Now it’s been two full years since we started. We’ve had a playable game almost from the start, but when I have an honest look at it, it’s still far from launch. We still need lots more content, game balancing, polishing, different game modes, porting to different platforms, creating videos, and all the marketing. It’s that pesky last 20% that takes 80% of the time–OK, maybe not 80% but at least another 12 months. All of that is definitely doable, but it would bring the project to a full 3 years (at least!), or a total of 6 man-years.
The problem with that is that, for Lasting Legacy to be financially successful, it would have to sell a lot of copies.
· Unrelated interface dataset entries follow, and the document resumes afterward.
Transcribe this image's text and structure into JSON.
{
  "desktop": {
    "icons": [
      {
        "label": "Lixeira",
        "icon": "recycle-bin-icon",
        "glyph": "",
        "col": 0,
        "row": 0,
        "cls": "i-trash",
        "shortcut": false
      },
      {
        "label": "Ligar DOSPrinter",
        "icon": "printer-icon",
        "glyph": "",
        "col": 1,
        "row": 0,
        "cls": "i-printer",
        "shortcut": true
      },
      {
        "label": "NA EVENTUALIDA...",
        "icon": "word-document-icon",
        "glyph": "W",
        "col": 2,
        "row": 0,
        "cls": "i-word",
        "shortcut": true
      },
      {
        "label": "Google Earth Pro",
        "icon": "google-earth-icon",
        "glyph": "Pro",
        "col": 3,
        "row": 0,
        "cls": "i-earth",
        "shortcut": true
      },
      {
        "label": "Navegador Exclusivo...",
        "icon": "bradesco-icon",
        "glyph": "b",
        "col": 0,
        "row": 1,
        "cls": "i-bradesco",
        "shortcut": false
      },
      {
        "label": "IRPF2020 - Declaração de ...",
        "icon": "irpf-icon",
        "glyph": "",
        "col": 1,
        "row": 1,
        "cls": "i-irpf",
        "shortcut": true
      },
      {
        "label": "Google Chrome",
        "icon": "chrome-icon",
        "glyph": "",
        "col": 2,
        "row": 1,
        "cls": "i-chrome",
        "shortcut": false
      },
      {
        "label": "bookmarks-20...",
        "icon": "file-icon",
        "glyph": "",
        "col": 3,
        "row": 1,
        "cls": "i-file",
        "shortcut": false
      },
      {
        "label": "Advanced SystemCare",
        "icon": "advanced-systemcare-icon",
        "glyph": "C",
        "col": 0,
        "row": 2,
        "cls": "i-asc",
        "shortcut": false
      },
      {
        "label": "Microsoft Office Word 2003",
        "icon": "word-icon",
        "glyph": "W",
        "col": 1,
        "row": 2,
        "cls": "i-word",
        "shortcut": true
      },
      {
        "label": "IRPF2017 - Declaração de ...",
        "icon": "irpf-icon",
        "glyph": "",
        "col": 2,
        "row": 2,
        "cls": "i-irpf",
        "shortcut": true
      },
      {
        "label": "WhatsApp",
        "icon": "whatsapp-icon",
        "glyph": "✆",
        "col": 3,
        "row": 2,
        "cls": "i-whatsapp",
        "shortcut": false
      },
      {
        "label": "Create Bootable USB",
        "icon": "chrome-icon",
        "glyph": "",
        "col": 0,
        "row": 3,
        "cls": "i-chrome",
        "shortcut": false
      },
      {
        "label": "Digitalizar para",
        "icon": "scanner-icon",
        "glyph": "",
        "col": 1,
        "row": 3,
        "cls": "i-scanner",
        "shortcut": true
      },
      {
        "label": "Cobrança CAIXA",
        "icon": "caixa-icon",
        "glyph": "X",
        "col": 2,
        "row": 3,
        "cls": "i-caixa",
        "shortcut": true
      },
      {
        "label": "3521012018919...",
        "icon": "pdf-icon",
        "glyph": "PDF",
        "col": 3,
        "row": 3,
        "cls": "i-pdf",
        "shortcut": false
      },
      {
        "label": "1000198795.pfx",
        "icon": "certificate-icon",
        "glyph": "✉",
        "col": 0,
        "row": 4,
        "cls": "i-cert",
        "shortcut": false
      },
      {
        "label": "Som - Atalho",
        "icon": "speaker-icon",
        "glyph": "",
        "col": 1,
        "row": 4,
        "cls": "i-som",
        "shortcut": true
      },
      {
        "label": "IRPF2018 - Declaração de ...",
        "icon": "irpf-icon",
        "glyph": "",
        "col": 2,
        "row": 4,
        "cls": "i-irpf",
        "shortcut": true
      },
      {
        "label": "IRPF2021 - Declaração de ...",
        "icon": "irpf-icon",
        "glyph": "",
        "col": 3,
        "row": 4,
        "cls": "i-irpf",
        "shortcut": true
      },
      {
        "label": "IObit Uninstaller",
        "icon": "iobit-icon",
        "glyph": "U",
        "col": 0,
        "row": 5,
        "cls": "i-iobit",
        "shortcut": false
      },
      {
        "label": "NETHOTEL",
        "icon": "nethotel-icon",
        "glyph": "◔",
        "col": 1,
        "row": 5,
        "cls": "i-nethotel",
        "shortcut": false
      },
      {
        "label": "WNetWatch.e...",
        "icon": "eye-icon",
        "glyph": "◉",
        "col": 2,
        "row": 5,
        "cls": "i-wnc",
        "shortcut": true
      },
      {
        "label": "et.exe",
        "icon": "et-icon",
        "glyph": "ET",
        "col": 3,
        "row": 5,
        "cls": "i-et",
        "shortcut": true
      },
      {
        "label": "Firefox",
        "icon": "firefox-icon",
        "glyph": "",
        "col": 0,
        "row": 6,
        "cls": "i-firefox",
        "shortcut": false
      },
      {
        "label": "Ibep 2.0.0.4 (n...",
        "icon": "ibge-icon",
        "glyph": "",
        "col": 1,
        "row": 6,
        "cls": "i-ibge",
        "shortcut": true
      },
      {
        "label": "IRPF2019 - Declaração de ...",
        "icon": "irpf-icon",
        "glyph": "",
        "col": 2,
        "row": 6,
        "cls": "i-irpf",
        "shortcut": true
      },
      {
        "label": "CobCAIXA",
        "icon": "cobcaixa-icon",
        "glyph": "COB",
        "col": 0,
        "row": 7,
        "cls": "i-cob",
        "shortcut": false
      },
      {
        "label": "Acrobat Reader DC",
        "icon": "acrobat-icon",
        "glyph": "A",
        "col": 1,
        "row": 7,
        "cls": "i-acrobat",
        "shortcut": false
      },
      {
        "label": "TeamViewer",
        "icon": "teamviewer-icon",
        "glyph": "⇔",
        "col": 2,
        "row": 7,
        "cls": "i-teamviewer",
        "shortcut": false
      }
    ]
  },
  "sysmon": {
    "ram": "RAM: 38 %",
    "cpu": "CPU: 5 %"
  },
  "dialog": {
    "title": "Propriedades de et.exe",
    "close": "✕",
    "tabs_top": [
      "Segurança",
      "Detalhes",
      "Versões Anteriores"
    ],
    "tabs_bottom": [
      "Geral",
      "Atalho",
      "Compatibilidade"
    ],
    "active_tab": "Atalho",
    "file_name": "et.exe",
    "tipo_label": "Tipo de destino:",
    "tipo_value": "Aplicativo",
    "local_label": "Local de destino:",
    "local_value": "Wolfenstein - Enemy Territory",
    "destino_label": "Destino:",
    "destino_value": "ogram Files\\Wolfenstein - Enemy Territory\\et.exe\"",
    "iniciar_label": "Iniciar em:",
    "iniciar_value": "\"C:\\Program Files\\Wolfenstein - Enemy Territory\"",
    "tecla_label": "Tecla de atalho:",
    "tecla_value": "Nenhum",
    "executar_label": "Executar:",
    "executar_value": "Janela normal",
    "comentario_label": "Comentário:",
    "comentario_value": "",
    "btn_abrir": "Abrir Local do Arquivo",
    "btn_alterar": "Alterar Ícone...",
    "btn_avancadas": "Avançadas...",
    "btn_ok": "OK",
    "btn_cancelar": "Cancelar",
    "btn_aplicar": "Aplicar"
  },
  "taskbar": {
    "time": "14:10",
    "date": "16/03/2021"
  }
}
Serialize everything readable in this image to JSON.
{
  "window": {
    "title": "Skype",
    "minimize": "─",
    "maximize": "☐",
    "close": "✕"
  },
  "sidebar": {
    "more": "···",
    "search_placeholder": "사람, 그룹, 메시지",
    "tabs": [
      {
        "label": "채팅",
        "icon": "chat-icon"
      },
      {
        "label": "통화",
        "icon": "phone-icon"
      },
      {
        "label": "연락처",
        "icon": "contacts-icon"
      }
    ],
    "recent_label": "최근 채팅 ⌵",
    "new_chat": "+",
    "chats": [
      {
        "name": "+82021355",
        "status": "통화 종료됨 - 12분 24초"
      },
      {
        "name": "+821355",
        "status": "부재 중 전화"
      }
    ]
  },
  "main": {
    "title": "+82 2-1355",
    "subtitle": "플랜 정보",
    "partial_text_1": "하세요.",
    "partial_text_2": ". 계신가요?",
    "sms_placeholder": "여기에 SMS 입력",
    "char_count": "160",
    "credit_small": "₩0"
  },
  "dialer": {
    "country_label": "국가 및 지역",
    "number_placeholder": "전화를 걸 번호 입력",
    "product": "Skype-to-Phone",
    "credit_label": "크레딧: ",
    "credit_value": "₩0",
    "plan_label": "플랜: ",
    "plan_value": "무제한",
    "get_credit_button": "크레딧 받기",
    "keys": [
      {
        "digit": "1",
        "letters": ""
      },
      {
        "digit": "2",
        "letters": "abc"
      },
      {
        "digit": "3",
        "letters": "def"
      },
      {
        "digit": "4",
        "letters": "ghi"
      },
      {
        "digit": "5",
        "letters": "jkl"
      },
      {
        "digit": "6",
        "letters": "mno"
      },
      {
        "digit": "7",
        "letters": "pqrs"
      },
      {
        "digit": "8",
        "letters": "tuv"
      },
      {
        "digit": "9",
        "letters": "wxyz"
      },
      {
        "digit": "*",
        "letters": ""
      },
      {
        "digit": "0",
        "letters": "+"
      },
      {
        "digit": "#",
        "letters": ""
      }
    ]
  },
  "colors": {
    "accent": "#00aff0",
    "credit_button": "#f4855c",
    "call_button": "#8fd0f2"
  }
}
A lot more than I can realistic expect it to sell. Let’s reeeeeally stretch the meaning of “successful” and say that the goal is that we should each make $50K per year. That’s a total of $300K after the cut from the stores, or about $430K in sales. At $15 per sale, that’s almost 30K sales, and most Steam games don’t come even close to that number.
So we had a choice: We could focus really hard on the marketing aspect to make sure we hit that many sales, or we could stop development altogether, cut our loses, and move on to something else. The problem with focusing on marketing is that it would add even more time, making it necessary to sell even more copies to break even. It would also mean spending months doing work that I really dislike (making trailers, doing a Kickstarter, promoting the game, chasing reviewers and streamers…).
Would it be worth doing that marketing push? Was I really willing to bet that Lasting Legacy would be a big seller? If I’m honest, I think that Lasting Legacy has the potential to be a very good, original game, but I don’t think it’s a game that lots of people want (or if they do, I wasn’t able to connect with that audience). I’m fine making games that don’t sell very much, but at least I want to enjoy the work that I’m doing. So in the end, I’d rather stop working on Lasting Legacy and move on to other projects that I can enjoy and can be potentially more profitable.
Fortunately the time I spent on Lasting Legacy wasn’t completely wasted: Apart from developing some new tech that I didn’t have when I started (SQLite to organize data, or on-the-fly font rendering for example), I continued to grow as a designer, and I hope a lot of what I learned will carry over to my future projects.
Some people will take away from this that Lasting Legacy failed because we didn’t do market research to see if there was demand for it, or tailor it to the tastes of gamers. I disagree. My goal from the start was not to maximize profits, it was to make a game I found interesting and getting compensated for my time. The failure of Lasting Legacy was that we were just too slow. If we had managed to make the game in a year like we originally planned, just selling 5-6K units would have been enough to cover our time.
So what’s next for me? I’ve taken the lessons learned to heart and decided to make a game by myself in 6 months. That’s a hard deadline. I’m drawing inspiration from Michael Brough and Arnold Rauers, both of them excellent game designers who make small games that start with major artificial constraints and they design around them. The constraint I picked is to make a simulation game in a very small grid (single screen, around 6×6). So far I’ve been doing some prototypes and I’m pretty happy how it’s coming along. If all goes well I’ll announce it soon and release it in a few months.
As part of this shift towards making smaller games, I’m going to create a mailing list for my games in general, not for each game individually. If you’d like to keep up to date, please sign up for my mailing list and I’ll make sure you’re the first ones to know about my upcoming games.
Wish me luck!